An earthwork such as a berm or mound can add pleasing contours to a flat Florida yard. Installing one takes a little planning, a little ground prep, and a lot of dirt. The first question to ask yourself is if your property has room for one.
Never heard the term “earthworks” before? Here’s one definition: “A large artificial bank of soil, especially one used as a fortification.”
Most of us don’t need fortifications in our Florida yards. The first part of the definition—artificial banks of soil—is what we’re talking about here.
Berms and mounds are man-made soil banks that add attractive contouring to landscapes. Most often seen on commercial properties—amusement parks, public gardens, upscale hotels, and business complexes—berms and mounds can also be installed in residential landscaping on a smaller scale.
First Things First
You may love the idea of adding a berm or a mound to your landscaping. Address the questions below first to determine if the project is feasible.
- Do you have enough space for such a construction?
- What will you fill your earthwork with?
- Will you need to move any sprinklers?
- How will the earthwork impact your yard’s drainage?
Berms and mounds need enough real estate to accommodate their slopes as well as their tops. Slopes can’t be steep, or they will erode, and plants will have a tough time staying put.
Most residential earthworks are 18 to 24 inches tall. (That’s right—they are not mountains. Remember, the purpose of earthworks is to add pleasing contours, not to recreate the Rockies.) A berm should be four to six times as long as it is wide.
Regarding the fill: earthworks require piles of dirt, and dirt is expensive. Do a little research, so you know how much you’ll pay for the soil to fill your berm or mound. Alternatively, if you know someone excavating for a pool installation, you may be able to get the dirt for free. (Berms and mounds can also be constructed with rubble or gravel, then clay, then topsoil.)
About sprinklers: build the earthwork around sprinkler heads or move the sprinklers. Be sure that a berm doesn’t block a sprinkler’s spray pattern or you could end up with dead plants in front of or behind the berm.
Regarding the natural drainage in your yard: will the new earthwork alter it? You don’t want to block natural water channels or end up with water diverting to a neighbor’s property or another undesired place. You may need to adjust the location of the berm to a position where it doesn’t impact drainage patterns, or you may need to take measures to mitigate its impact.
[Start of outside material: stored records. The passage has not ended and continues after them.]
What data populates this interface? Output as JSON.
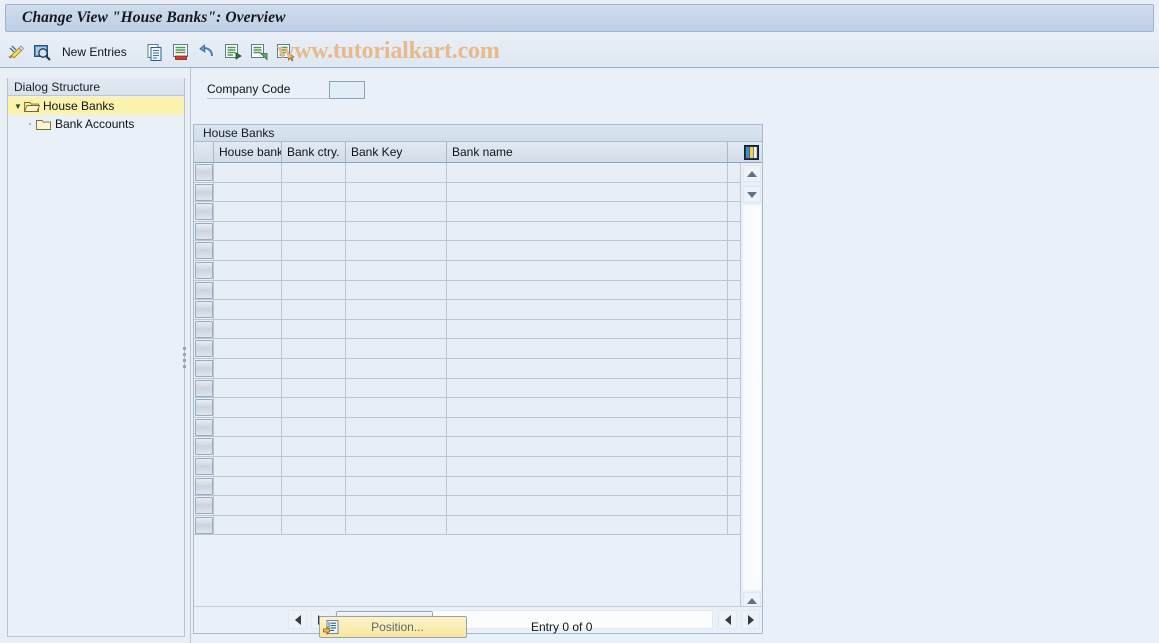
{
  "window": {
    "title": "Change View \"House Banks\": Overview"
  },
  "toolbar": {
    "icons_left": [
      {
        "name": "change-display-pencil-icon",
        "glyph": "pencil"
      },
      {
        "name": "display-details-magnifier-icon",
        "glyph": "magnifier"
      }
    ],
    "new_entries_label": "New Entries",
    "icons_right": [
      {
        "name": "copy-as-icon",
        "glyph": "copy"
      },
      {
        "name": "delete-icon",
        "glyph": "delete"
      },
      {
        "name": "undo-icon",
        "glyph": "undo"
      },
      {
        "name": "select-all-icon",
        "glyph": "select-all"
      },
      {
        "name": "deselect-all-icon",
        "glyph": "deselect-all"
      },
      {
        "name": "select-block-icon",
        "glyph": "select-block"
      }
    ]
  },
  "watermark": {
    "text": "www.tutorialkart.com"
  },
  "sidebar": {
    "header": "Dialog Structure",
    "items": [
      {
        "label": "House Banks",
        "selected": true,
        "level": 0,
        "expanded": true
      },
      {
        "label": "Bank Accounts",
        "selected": false,
        "level": 1,
        "expanded": false
      }
    ]
  },
  "form": {
    "company_code": {
      "label": "Company Code",
      "value": "",
      "placeholder": ""
    }
  },
  "table": {
    "caption": "House Banks",
    "columns": [
      {
        "key": "selector",
        "label": ""
      },
      {
        "key": "house_bank",
        "label": "House bank"
      },
      {
        "key": "bank_ctry",
        "label": "Bank ctry."
      },
      {
        "key": "bank_key",
        "label": "Bank Key"
      },
      {
        "key": "bank_name",
        "label": "Bank name"
      }
    ],
    "rows": [],
    "empty_row_count": 19,
    "config_icon": "table-settings-icon"
  },
  "footer": {
    "position_button_label": "Position...",
    "entry_status": "Entry 0 of 0"
  },
  "colors": {
    "title_bar": "#c5d5e8",
    "selection_yellow": "#fbf3ac",
    "watermark": "#e8b98a",
    "button_yellow": "#fbedb3",
    "panel_bg": "#eaf0f7"
  }
}
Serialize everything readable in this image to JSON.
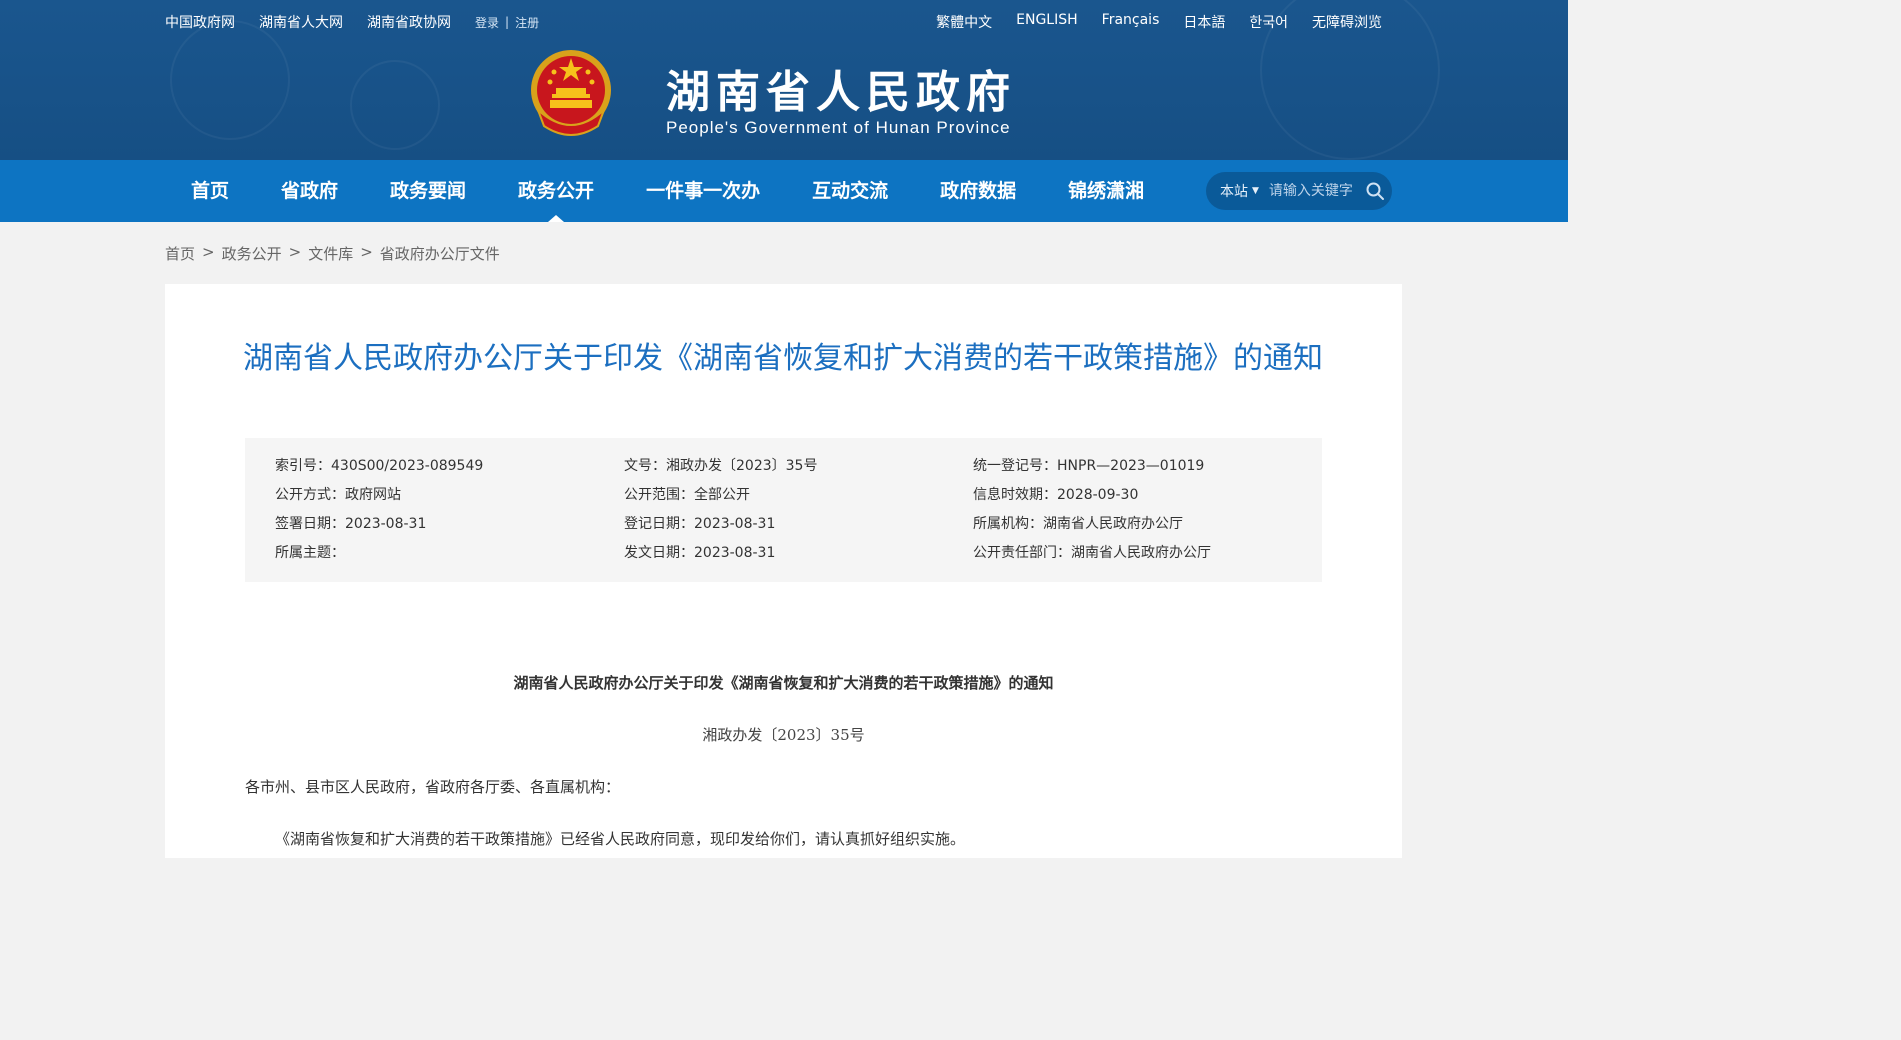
{
  "header": {
    "top_links": [
      "中国政府网",
      "湖南省人大网",
      "湖南省政协网"
    ],
    "login": "登录",
    "divider": "|",
    "register": "注册",
    "languages": [
      "繁體中文",
      "ENGLISH",
      "Français",
      "日本語",
      "한국어",
      "无障碍浏览"
    ],
    "site_title": "湖南省人民政府",
    "site_subtitle": "People's Government of Hunan Province",
    "colors": {
      "header_bg": "#1a568e",
      "nav_bg": "#0d74c2",
      "accent_title": "#1c6fc0"
    }
  },
  "nav": {
    "items": [
      "首页",
      "省政府",
      "政务要闻",
      "政务公开",
      "一件事一次办",
      "互动交流",
      "政府数据",
      "锦绣潇湘"
    ],
    "active": "政务公开",
    "search_scope": "本站",
    "search_placeholder": "请输入关键字"
  },
  "breadcrumb": [
    "首页",
    "政务公开",
    "文件库",
    "省政府办公厅文件"
  ],
  "breadcrumb_sep": ">",
  "document": {
    "title": "湖南省人民政府办公厅关于印发《湖南省恢复和扩大消费的若干政策措施》的通知",
    "meta": [
      [
        "索引号：430S00/2023-089549",
        "文号：湘政办发〔2023〕35号",
        "统一登记号：HNPR—2023—01019"
      ],
      [
        "公开方式：政府网站",
        "公开范围：全部公开",
        "信息时效期：2028-09-30"
      ],
      [
        "签署日期：2023-08-31",
        "登记日期：2023-08-31",
        "所属机构：湖南省人民政府办公厅"
      ],
      [
        "所属主题：",
        "发文日期：2023-08-31",
        "公开责任部门：湖南省人民政府办公厅"
      ]
    ],
    "body_title": "湖南省人民政府办公厅关于印发《湖南省恢复和扩大消费的若干政策措施》的通知",
    "doc_number": "湘政办发〔2023〕35号",
    "salutation": "各市州、县市区人民政府，省政府各厅委、各直属机构：",
    "paragraph": "《湖南省恢复和扩大消费的若干政策措施》已经省人民政府同意，现印发给你们，请认真抓好组织实施。"
  }
}
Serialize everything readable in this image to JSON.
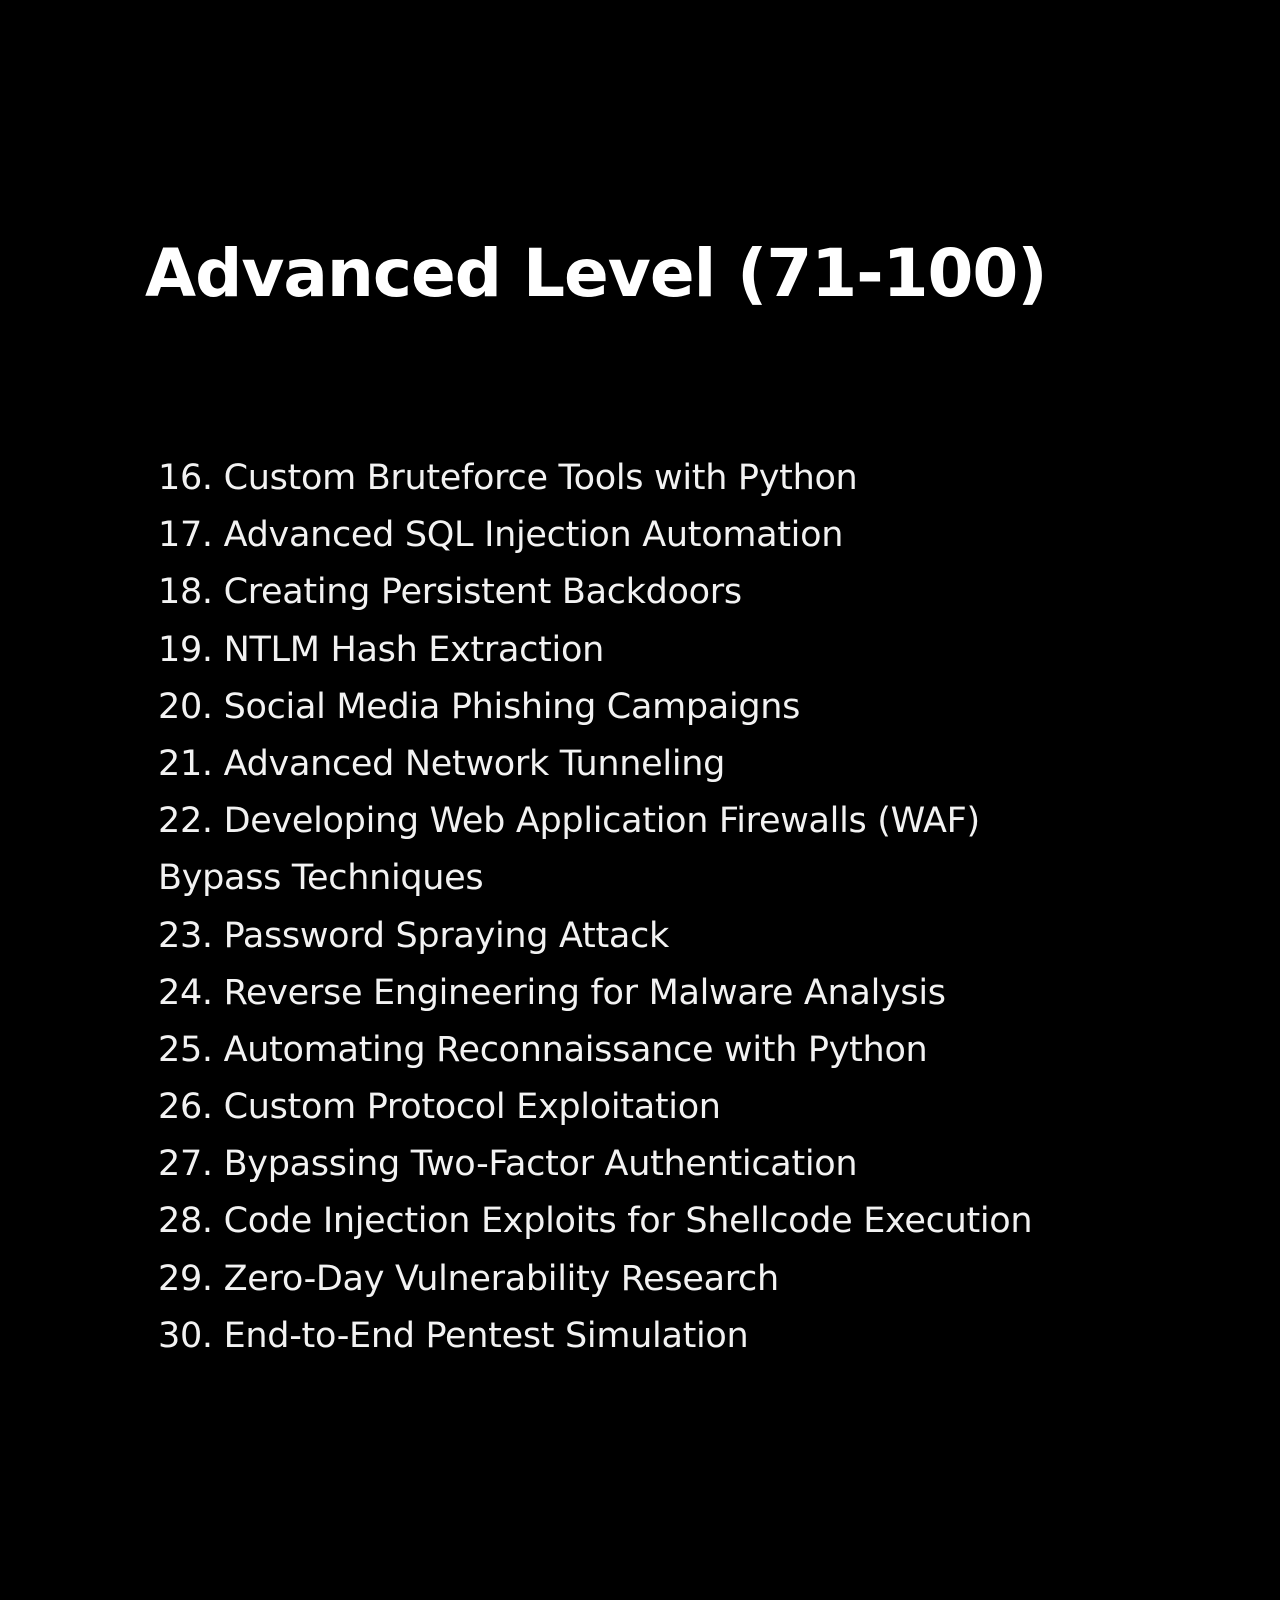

How to Build Your Earthwork
With spray paint or a piece of rope, outline the shape of the berm on the grass. Create a kidney shape or a loose “s.” Organic forms are best because they look natural.
By hand or with a sod-cutter, remove the sod inside the outline. Put down gravel, rubble, or fill dirt as a base layer. Water it and walk on it so that it compacts.
Add more fill dirt (or a layer of clay over the gravel or rubble), and water it and compact it. Begin to massage the sides into a slope with a shovel or rake.
Put on a final layer of topsoil and finalize the slope. Make sure the grade transitions smoothly into the surrounding turf. Water again. (Note: don’t grade a slope into a tree’s drip line. Tree roots extend to its drip line, and you shouldn’t disturb those roots.)
Install sod (buy squares or plugs from a sod farm, landscape supply company, nursery, or a home improvement store) or plants and mulch.
Finally, enjoy your new earthwork and be prepared for the neighbors to copy you!